§ Task statement: List every line below containing "What".

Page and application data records
____

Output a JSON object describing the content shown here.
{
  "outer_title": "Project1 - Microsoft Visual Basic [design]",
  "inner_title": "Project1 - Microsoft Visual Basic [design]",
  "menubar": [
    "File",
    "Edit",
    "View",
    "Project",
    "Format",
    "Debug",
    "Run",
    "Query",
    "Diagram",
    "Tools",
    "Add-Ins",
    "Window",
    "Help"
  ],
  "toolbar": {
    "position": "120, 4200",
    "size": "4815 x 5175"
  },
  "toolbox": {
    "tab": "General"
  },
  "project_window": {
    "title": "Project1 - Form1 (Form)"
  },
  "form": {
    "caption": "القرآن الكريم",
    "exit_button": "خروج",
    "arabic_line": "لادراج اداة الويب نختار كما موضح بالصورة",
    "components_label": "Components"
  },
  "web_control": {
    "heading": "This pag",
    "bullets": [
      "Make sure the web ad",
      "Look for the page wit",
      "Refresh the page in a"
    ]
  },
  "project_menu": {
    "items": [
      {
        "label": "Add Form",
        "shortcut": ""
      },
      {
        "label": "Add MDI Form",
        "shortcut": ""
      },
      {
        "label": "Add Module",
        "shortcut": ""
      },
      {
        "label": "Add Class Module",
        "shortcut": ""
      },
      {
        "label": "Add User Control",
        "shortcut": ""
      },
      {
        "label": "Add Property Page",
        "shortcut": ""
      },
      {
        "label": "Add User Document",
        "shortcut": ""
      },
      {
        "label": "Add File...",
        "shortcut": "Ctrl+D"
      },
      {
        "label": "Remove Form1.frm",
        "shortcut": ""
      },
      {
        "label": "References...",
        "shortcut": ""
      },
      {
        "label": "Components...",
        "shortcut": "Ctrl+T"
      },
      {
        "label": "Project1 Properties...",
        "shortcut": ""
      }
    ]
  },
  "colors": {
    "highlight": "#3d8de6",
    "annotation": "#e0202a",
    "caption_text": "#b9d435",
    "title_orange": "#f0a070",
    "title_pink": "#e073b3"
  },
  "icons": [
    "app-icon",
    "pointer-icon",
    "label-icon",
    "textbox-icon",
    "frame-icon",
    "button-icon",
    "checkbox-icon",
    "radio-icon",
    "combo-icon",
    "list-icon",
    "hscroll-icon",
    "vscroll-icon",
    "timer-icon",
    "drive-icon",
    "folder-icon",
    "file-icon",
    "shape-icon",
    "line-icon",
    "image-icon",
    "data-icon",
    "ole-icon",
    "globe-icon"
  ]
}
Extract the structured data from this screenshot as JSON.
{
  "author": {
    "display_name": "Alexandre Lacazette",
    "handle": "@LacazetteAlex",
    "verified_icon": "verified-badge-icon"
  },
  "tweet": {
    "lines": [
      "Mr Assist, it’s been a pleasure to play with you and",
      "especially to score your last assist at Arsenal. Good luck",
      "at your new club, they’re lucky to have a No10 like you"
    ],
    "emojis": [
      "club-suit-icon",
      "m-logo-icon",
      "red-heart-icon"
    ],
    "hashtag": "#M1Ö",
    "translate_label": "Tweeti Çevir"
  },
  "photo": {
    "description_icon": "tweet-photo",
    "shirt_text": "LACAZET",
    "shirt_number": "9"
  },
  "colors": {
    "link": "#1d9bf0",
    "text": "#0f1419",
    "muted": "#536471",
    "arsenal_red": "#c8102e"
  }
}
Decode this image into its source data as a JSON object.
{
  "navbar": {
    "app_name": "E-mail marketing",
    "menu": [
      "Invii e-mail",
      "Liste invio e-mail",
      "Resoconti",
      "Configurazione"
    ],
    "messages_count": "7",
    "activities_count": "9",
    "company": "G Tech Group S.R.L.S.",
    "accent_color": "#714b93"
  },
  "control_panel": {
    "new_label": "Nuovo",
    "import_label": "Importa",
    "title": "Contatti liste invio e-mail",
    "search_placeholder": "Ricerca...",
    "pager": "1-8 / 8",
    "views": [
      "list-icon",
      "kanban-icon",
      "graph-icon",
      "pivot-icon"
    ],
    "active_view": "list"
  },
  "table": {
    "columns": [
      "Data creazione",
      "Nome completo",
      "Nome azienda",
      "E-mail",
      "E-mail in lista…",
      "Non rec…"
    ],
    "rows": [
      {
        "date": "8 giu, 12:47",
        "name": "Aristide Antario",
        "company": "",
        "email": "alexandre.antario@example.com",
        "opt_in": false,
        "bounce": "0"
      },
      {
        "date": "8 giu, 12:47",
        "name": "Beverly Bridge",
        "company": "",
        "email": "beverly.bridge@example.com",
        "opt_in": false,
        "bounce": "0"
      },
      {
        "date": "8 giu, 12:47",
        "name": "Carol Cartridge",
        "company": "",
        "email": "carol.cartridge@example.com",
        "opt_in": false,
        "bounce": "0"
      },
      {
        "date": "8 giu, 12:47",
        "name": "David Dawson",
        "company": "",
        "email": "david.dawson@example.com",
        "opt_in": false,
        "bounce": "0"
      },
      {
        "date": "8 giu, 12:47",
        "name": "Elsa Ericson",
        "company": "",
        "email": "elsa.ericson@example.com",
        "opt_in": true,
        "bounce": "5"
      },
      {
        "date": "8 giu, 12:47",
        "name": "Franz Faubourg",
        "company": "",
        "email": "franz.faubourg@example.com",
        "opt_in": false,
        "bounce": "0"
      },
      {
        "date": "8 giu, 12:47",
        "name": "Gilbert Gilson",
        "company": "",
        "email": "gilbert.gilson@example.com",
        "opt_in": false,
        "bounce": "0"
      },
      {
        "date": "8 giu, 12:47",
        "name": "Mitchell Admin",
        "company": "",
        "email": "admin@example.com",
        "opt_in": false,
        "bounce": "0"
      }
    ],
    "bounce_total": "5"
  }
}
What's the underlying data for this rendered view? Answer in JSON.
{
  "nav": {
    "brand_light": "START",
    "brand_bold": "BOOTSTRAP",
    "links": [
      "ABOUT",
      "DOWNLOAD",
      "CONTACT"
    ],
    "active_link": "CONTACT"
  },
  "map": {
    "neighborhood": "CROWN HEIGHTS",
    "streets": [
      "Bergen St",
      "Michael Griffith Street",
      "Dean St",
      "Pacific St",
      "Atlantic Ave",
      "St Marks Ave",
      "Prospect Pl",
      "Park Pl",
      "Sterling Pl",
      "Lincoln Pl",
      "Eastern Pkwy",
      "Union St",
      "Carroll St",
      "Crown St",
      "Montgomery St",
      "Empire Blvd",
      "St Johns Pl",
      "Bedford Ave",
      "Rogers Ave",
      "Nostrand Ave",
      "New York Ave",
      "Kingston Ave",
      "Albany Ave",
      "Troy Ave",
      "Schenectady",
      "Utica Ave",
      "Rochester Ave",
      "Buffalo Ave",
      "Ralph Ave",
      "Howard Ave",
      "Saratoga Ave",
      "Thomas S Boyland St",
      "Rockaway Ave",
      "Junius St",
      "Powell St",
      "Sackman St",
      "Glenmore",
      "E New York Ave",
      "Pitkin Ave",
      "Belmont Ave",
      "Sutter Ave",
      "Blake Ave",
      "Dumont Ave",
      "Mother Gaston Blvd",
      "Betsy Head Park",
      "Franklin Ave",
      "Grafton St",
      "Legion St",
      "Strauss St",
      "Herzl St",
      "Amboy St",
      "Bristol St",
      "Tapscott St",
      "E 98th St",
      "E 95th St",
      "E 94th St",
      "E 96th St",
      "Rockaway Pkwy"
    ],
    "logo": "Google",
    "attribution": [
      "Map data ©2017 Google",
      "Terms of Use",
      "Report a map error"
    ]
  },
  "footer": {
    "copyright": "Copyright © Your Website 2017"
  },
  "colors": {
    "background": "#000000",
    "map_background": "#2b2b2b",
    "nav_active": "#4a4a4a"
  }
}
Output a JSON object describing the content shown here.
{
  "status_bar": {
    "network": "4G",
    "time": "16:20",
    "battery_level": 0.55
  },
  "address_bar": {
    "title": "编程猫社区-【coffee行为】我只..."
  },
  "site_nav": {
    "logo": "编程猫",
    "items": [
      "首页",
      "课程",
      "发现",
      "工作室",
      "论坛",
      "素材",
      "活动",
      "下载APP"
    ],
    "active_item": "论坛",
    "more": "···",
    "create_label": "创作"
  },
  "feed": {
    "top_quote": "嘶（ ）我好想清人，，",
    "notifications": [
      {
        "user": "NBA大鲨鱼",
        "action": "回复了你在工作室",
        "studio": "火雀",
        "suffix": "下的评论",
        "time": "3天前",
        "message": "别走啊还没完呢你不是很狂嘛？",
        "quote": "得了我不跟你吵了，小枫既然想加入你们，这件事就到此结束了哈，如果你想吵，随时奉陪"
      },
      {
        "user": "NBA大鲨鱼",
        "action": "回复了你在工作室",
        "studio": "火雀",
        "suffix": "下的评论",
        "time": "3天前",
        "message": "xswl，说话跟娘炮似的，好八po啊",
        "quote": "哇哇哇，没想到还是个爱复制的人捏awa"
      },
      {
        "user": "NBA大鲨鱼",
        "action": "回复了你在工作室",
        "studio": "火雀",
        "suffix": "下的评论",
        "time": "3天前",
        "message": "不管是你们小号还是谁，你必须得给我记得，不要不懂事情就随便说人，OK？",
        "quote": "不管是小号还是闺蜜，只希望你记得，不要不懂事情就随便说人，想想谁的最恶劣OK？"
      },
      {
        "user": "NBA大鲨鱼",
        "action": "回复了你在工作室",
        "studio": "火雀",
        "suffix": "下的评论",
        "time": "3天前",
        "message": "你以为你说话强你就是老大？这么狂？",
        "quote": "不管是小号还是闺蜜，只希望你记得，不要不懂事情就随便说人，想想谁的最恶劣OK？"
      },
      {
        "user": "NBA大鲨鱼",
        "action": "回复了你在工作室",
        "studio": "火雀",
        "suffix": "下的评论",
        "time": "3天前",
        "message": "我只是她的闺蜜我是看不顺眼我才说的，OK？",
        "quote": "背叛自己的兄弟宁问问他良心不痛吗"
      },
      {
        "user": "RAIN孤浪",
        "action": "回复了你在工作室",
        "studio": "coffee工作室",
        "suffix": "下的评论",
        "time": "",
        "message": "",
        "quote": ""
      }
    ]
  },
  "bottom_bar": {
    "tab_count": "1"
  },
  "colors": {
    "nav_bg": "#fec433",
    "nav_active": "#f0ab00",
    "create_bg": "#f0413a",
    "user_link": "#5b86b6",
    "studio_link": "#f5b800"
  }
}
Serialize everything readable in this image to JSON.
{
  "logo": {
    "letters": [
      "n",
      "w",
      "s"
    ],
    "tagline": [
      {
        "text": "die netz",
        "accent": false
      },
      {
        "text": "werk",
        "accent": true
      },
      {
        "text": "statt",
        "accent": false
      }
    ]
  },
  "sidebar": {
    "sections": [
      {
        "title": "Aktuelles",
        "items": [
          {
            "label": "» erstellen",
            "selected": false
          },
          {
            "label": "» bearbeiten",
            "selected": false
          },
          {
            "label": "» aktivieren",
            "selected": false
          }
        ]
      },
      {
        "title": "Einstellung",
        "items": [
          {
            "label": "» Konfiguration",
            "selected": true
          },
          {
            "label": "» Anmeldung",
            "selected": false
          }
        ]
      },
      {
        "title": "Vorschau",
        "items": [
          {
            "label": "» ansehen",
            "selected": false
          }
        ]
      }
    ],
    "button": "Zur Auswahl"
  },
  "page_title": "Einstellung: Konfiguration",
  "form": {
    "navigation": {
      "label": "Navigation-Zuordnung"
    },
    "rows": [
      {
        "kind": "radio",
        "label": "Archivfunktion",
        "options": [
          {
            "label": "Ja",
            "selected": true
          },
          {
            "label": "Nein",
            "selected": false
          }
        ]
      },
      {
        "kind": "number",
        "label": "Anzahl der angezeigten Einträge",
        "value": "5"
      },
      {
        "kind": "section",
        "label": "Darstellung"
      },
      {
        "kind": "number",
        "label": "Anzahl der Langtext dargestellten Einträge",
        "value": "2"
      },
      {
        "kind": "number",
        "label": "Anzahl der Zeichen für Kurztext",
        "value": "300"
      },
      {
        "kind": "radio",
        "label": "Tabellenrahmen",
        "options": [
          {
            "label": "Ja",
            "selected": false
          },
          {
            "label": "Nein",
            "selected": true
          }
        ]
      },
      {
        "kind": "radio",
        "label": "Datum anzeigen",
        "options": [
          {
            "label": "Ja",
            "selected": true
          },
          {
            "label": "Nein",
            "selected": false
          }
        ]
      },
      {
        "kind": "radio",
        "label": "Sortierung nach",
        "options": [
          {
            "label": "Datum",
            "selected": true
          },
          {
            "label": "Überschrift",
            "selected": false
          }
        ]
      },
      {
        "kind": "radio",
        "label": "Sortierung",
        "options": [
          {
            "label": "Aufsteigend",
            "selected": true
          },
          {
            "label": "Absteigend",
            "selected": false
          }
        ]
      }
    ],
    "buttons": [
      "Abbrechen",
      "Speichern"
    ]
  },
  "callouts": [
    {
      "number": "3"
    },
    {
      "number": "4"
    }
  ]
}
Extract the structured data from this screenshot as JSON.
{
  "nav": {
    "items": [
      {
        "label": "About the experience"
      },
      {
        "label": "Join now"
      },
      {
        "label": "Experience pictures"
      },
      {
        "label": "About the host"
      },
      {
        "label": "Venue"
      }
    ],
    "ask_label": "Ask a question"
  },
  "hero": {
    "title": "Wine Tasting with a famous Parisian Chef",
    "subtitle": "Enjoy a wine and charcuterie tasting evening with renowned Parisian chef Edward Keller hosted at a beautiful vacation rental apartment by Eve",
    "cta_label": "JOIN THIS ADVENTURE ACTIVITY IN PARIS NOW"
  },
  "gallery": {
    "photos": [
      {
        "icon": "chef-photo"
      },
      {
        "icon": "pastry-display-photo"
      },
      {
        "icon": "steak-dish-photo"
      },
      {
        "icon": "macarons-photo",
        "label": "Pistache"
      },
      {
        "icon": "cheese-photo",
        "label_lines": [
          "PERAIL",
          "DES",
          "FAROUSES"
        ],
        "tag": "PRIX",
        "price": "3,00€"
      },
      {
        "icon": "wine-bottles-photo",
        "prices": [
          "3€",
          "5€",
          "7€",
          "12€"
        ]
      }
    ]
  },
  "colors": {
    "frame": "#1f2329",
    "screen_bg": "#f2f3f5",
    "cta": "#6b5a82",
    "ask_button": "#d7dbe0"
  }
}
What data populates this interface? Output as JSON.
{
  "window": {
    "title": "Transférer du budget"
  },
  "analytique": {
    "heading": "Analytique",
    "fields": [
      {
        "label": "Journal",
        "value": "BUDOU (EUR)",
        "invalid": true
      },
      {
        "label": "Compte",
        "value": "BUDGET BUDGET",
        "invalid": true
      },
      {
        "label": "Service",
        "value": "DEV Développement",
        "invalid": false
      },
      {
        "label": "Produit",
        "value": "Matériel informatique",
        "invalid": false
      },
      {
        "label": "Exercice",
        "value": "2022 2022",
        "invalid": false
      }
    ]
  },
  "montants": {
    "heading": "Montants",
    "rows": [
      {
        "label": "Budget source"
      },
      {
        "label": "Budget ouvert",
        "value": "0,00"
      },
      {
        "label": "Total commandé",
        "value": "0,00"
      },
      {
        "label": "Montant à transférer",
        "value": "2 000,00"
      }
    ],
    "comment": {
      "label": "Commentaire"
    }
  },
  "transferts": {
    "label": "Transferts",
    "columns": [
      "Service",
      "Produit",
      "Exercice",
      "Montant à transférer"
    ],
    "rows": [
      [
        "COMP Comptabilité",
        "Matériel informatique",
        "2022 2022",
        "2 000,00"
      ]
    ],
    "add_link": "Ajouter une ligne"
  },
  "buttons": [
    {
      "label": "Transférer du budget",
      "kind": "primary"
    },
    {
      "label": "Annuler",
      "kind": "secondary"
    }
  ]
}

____

§ Result:
What's the underlying data for this rendered view? Answer in JSON.
What data populates this interface? Output as JSON.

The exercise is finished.